Yes, Rob, this is how you bring out the best in your knowledge workers—make them account for every six minutes of their day. This is such a ridiculous position, because on the one hand he recognizes firms have to move away from hourly billing, but then he still thinks you need to track time. Why can’t these consultants see that it’s the timesheet keeping firms mired in the mentality they sell time? As long as they exist, they will go back and use them for pricing. Indeed, Shane still does this, which is why he isn’t exactly Value Pricing the way we at VeraSage teach.
And exactly how does one manage a knowledge worker with timesheets? It simply ignores the most essential characteristics for success—interpersonal skills, customer service, pride, passion, attitude, risk taking, creativity, etc. One would think a “leading speaker, trainer and business coach to the accounting profession” would know better, but obviously not. Rob Nixon has been espousing the same pablum since I’ve met him, and his thinking never evolves beyond the obvious and trivial. He is doing a disservice to the firms he works with, and the profession he professes to be passionate about. I don’t know if it’s because he’s intellectually lazy, or because teaching firms to rid themselves of timesheets is a tough, unpopular position to take (not a great way for a consultant to get more clients).
Whatever his motives, we will continue to refute his work where he is wrong.

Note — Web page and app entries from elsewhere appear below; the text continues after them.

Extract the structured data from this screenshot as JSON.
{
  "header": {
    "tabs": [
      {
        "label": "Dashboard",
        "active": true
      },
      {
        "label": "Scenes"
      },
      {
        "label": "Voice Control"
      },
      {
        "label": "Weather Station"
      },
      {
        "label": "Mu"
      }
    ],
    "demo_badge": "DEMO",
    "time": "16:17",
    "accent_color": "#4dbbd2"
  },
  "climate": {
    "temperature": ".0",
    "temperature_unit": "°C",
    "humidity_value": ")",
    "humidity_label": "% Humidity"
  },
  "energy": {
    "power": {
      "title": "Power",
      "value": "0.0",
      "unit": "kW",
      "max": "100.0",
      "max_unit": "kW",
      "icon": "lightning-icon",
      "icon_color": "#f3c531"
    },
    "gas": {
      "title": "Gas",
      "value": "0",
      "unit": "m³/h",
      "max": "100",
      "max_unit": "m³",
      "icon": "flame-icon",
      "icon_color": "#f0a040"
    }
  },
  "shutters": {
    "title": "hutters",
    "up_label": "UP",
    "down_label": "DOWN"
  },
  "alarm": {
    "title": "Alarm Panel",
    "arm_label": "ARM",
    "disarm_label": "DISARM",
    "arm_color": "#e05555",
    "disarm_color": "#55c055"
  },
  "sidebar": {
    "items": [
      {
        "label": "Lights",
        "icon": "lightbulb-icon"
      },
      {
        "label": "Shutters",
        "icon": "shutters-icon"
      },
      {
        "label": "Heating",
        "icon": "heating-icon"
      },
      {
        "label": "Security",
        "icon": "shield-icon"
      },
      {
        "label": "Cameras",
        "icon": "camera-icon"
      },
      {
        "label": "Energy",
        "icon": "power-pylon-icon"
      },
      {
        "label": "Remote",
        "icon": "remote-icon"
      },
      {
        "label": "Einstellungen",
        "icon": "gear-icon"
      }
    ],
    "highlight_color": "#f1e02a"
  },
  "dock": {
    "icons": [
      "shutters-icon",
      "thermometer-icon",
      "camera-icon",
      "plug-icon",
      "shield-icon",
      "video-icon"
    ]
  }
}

The second example happened last week while I was in Denver. A consultant to the profession was telling me about a sole proprietorship he was working with. When he sent him the standard survey to complete, asking various questions about his firm, the consultant noticed the practitioner marked all of the questions regarding hours, realization, revenue per hour, with a “Not Applicable.” So the consultant calls the CPA, and was informed the CPA does everything on a fixed price and doesn’t have timesheets.
This CPA grosses $1.8 million per year, and puts a bit more than 50% of that to the bottom line. So rather than the consultant wondering what this CPA does that’s different, and if there’s any lessons to be learned, he offers the following advice: “You need to get a time and billing program so you can measure the efficiency of your people.” Then he has the temerity to ask me (of all people!) if this was the right advice?
I’m sorry, but this CPA is in the top 1% of profitable firms in the world. He got there by bucking the status quo of selling and tracking hours, not embracing it. Why does the consultant want him to conform to the same practices used by less effective firms? It’s an interesting question, and I’m not sure I have a satisfactory answer, except for this: consultants are intellectually lazy, and will take the easy way out. They like to standardize firms, and spread “best practices” among the firms they come into contact with.
They also don’t innovate, or think of ways to constantly improve firms. They don’t understand the difference between a knowledge worker and a service worker, continuing to think they can move people around like bags of cement to increase hours and efficiency. They also don’t ever put their own pet theories to the test of evidence, and thus they ignore results that don’t fit their patterns. Rather than positing and testing better theories, they stick with their orthodoxies. This is certainly much easier than innovating and taking risks, which is why I’m sure the buggy whip manufacturers were guided by consultants all the way into oblivion.
It’s hard enough to make the changes we at VeraSage are proposing for the professions. We don’t need the so-called “leading consultants” keeping us mired in a past that is already dying. Wake up consultants. Stop taking the easy way out. Do what is right, both for the firms you are privileged to work with and the profession you claim to serve. The world has changed. We are a knowledge economy, where firms sell intellectual capital not time. You can’t “manage” a knowledge worker with a timesheet. I wonder if Rob Nixon does a timesheet?